[The task] The finished copy must match the records exactly, except that it contains no pictures.

[Available records]
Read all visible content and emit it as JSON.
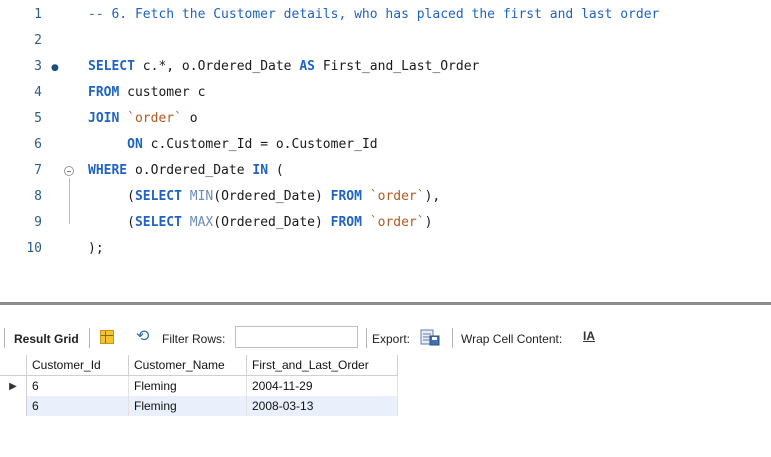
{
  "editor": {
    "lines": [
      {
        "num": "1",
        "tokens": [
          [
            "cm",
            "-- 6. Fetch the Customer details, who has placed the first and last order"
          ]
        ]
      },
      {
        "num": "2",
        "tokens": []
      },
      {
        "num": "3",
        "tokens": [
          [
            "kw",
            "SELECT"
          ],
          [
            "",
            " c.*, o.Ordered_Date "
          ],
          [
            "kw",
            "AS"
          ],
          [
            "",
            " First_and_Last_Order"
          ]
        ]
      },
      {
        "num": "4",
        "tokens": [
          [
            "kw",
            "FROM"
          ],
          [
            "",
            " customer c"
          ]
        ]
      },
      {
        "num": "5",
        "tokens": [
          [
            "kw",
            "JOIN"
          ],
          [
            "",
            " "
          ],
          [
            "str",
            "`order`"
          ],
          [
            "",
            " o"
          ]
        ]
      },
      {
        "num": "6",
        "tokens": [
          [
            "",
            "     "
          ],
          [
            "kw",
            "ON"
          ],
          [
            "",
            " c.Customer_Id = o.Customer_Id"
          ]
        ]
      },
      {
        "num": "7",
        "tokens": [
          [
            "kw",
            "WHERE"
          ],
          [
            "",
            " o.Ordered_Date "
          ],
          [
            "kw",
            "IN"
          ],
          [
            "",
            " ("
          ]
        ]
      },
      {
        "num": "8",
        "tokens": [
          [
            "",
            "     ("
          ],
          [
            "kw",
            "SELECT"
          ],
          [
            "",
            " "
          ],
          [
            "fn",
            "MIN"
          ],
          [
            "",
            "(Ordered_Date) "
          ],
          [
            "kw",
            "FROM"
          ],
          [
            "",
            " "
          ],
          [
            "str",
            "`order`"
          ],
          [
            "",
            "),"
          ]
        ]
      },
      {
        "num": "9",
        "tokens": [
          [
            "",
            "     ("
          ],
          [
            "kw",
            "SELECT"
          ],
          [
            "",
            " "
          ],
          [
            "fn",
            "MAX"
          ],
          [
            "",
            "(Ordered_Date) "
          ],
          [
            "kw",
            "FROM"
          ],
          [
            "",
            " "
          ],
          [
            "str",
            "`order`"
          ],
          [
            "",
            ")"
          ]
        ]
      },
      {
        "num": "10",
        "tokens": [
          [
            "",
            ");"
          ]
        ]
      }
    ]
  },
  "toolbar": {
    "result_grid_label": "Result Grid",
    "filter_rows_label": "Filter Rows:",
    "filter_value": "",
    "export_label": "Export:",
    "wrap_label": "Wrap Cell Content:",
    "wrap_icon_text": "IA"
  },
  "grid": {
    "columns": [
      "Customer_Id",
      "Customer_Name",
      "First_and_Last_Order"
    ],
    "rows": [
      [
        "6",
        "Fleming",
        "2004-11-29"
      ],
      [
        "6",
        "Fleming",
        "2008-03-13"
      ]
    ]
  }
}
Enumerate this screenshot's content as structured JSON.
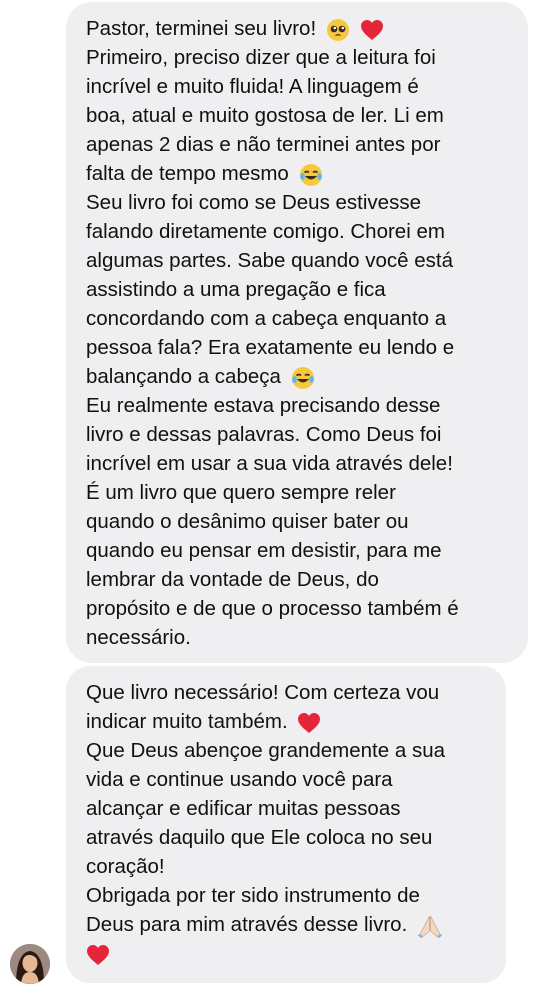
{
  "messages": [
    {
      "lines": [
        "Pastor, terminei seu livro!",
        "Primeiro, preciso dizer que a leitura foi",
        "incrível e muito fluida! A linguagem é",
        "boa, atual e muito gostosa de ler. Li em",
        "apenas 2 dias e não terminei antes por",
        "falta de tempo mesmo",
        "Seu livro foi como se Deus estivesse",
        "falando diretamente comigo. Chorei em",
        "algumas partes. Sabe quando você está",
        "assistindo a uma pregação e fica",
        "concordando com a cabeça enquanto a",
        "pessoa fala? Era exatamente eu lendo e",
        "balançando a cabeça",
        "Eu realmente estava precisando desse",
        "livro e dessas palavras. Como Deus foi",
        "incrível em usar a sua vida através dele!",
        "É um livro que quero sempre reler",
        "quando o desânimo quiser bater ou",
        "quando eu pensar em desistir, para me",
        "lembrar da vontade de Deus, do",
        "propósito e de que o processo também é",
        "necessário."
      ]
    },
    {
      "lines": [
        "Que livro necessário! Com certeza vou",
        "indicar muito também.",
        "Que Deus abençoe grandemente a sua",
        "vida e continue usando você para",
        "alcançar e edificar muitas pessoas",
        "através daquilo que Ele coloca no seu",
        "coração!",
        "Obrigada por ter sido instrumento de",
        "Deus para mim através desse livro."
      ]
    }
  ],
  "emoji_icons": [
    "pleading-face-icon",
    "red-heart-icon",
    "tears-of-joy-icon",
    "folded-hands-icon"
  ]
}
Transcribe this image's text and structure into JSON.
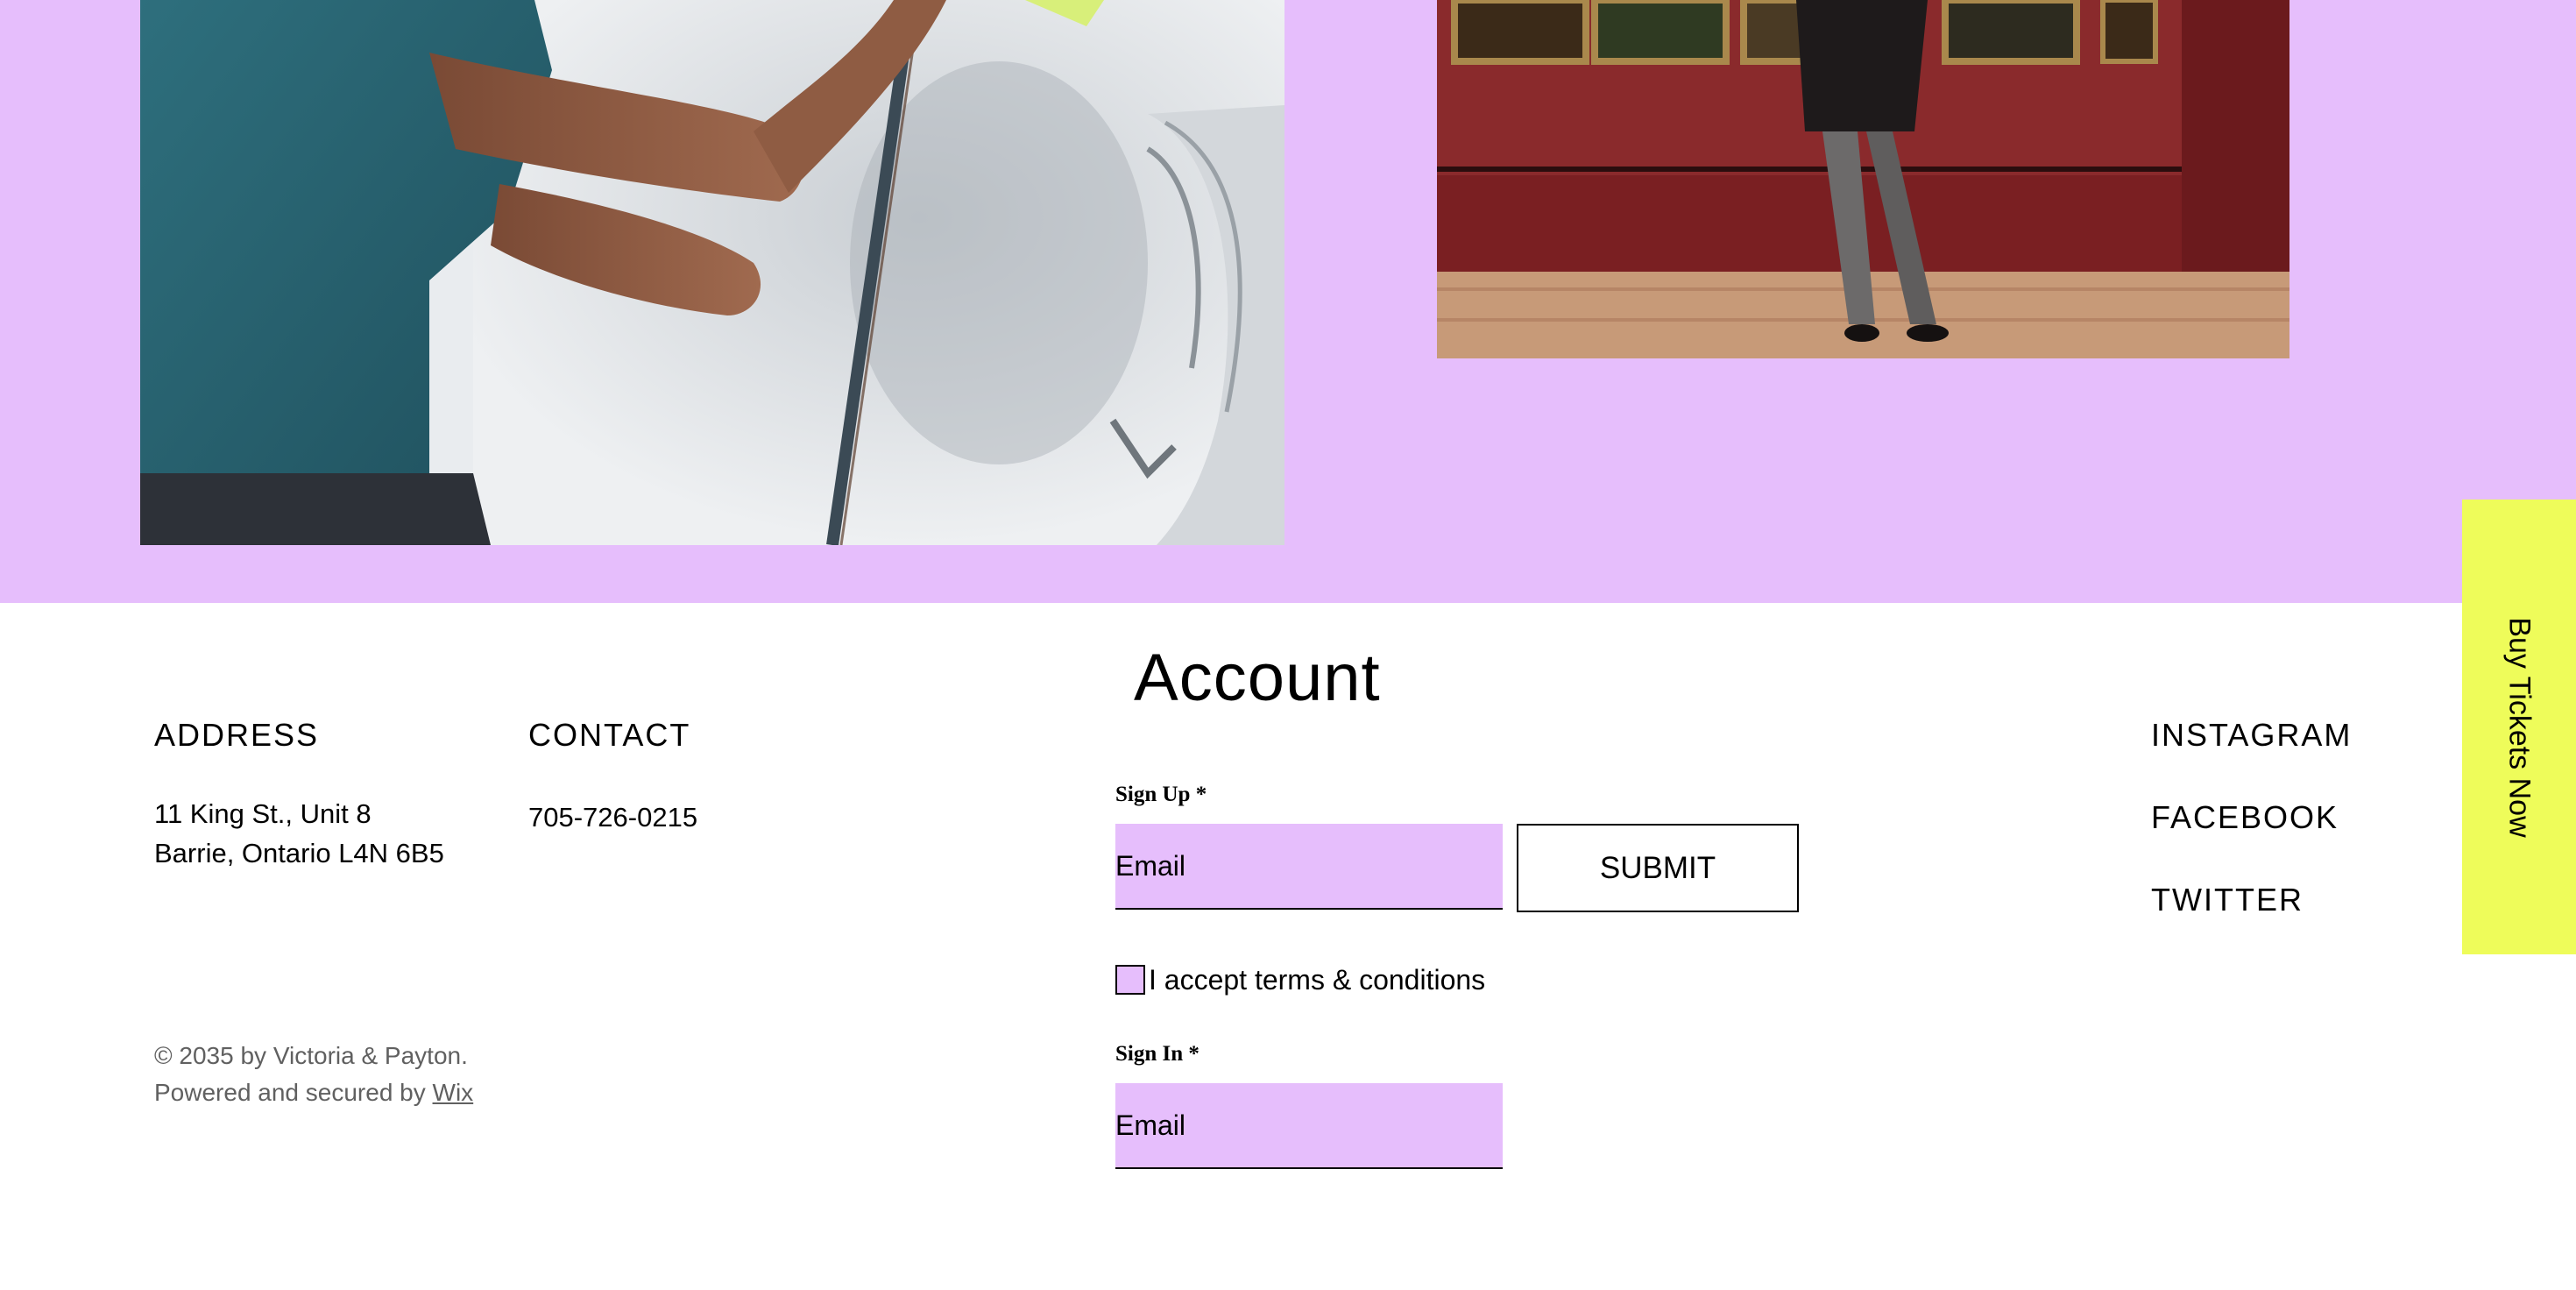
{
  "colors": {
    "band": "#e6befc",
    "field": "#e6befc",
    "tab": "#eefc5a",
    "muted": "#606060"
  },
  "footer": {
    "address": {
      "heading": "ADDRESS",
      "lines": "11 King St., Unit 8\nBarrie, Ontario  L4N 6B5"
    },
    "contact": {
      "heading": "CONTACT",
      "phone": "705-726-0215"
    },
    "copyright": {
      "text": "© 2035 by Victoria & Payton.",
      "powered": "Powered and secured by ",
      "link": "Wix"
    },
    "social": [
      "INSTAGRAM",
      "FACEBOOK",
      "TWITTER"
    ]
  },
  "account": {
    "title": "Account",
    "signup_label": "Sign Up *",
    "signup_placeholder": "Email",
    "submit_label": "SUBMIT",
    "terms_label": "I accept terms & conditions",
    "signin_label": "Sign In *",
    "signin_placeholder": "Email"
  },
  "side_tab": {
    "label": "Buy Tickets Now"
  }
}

[Answer box]
Read all visible content and emit it as JSON.
{
  "editor": {
    "lines": [
      {
        "num": "1",
        "tokens": [
          [
            "cm",
            "-- 6. Fetch the Customer details, who has placed the first and last order"
          ]
        ]
      },
      {
        "num": "2",
        "tokens": []
      },
      {
        "num": "3",
        "tokens": [
          [
            "kw",
            "SELECT"
          ],
          [
            "",
            " c.*, o.Ordered_Date "
          ],
          [
            "kw",
            "AS"
          ],
          [
            "",
            " First_and_Last_Order"
          ]
        ]
      },
      {
        "num": "4",
        "tokens": [
          [
            "kw",
            "FROM"
          ],
          [
            "",
            " customer c"
          ]
        ]
      },
      {
        "num": "5",
        "tokens": [
          [
            "kw",
            "JOIN"
          ],
          [
            "",
            " "
          ],
          [
            "str",
            "`order`"
          ],
          [
            "",
            " o"
          ]
        ]
      },
      {
        "num": "6",
        "tokens": [
          [
            "",
            "     "
          ],
          [
            "kw",
            "ON"
          ],
          [
            "",
            " c.Customer_Id = o.Customer_Id"
          ]
        ]
      },
      {
        "num": "7",
        "tokens": [
          [
            "kw",
            "WHERE"
          ],
          [
            "",
            " o.Ordered_Date "
          ],
          [
            "kw",
            "IN"
          ],
          [
            "",
            " ("
          ]
        ]
      },
      {
        "num": "8",
        "tokens": [
          [
            "",
            "     ("
          ],
          [
            "kw",
            "SELECT"
          ],
          [
            "",
            " "
          ],
          [
            "fn",
            "MIN"
          ],
          [
            "",
            "(Ordered_Date) "
          ],
          [
            "kw",
            "FROM"
          ],
          [
            "",
            " "
          ],
          [
            "str",
            "`order`"
          ],
          [
            "",
            "),"
          ]
        ]
      },
      {
        "num": "9",
        "tokens": [
          [
            "",
            "     ("
          ],
          [
            "kw",
            "SELECT"
          ],
          [
            "",
            " "
          ],
          [
            "fn",
            "MAX"
          ],
          [
            "",
            "(Ordered_Date) "
          ],
          [
            "kw",
            "FROM"
          ],
          [
            "",
            " "
          ],
          [
            "str",
            "`order`"
          ],
          [
            "",
            ")"
          ]
        ]
      },
      {
        "num": "10",
        "tokens": [
          [
            "",
            ");"
          ]
        ]
      }
    ]
  },
  "toolbar": {
    "result_grid_label": "Result Grid",
    "filter_rows_label": "Filter Rows:",
    "filter_value": "",
    "export_label": "Export:",
    "wrap_label": "Wrap Cell Content:",
    "wrap_icon_text": "IA"
  },
  "grid": {
    "columns": [
      "Customer_Id",
      "Customer_Name",
      "First_and_Last_Order"
    ],
    "rows": [
      [
        "6",
        "Fleming",
        "2004-11-29"
      ],
      [
        "6",
        "Fleming",
        "2008-03-13"
      ]
    ]
  }
}
Enumerate this screenshot's content as structured JSON.
{
  "messages": [
    {
      "lines": [
        "Pastor, terminei seu livro!",
        "Primeiro, preciso dizer que a leitura foi",
        "incrível e muito fluida! A linguagem é",
        "boa, atual e muito gostosa de ler. Li em",
        "apenas 2 dias e não terminei antes por",
        "falta de tempo mesmo",
        "Seu livro foi como se Deus estivesse",
        "falando diretamente comigo. Chorei em",
        "algumas partes. Sabe quando você está",
        "assistindo a uma pregação e fica",
        "concordando com a cabeça enquanto a",
        "pessoa fala? Era exatamente eu lendo e",
        "balançando a cabeça",
        "Eu realmente estava precisando desse",
        "livro e dessas palavras. Como Deus foi",
        "incrível em usar a sua vida através dele!",
        "É um livro que quero sempre reler",
        "quando o desânimo quiser bater ou",
        "quando eu pensar em desistir, para me",
        "lembrar da vontade de Deus, do",
        "propósito e de que o processo também é",
        "necessário."
      ]
    },
    {
      "lines": [
        "Que livro necessário! Com certeza vou",
        "indicar muito também.",
        "Que Deus abençoe grandemente a sua",
        "vida e continue usando você para",
        "alcançar e edificar muitas pessoas",
        "através daquilo que Ele coloca no seu",
        "coração!",
        "Obrigada por ter sido instrumento de",
        "Deus para mim através desse livro."
      ]
    }
  ],
  "emoji_icons": [
    "pleading-face-icon",
    "red-heart-icon",
    "tears-of-joy-icon",
    "folded-hands-icon"
  ]
}
Transcribe this image's text and structure into JSON.
{
  "colors": {
    "band": "#e6befc",
    "field": "#e6befc",
    "tab": "#eefc5a",
    "muted": "#606060"
  },
  "footer": {
    "address": {
      "heading": "ADDRESS",
      "lines": "11 King St., Unit 8\nBarrie, Ontario  L4N 6B5"
    },
    "contact": {
      "heading": "CONTACT",
      "phone": "705-726-0215"
    },
    "copyright": {
      "text": "© 2035 by Victoria & Payton.",
      "powered": "Powered and secured by ",
      "link": "Wix"
    },
    "social": [
      "INSTAGRAM",
      "FACEBOOK",
      "TWITTER"
    ]
  },
  "account": {
    "title": "Account",
    "signup_label": "Sign Up *",
    "signup_placeholder": "Email",
    "submit_label": "SUBMIT",
    "terms_label": "I accept terms & conditions",
    "signin_label": "Sign In *",
    "signin_placeholder": "Email"
  },
  "side_tab": {
    "label": "Buy Tickets Now"
  }
}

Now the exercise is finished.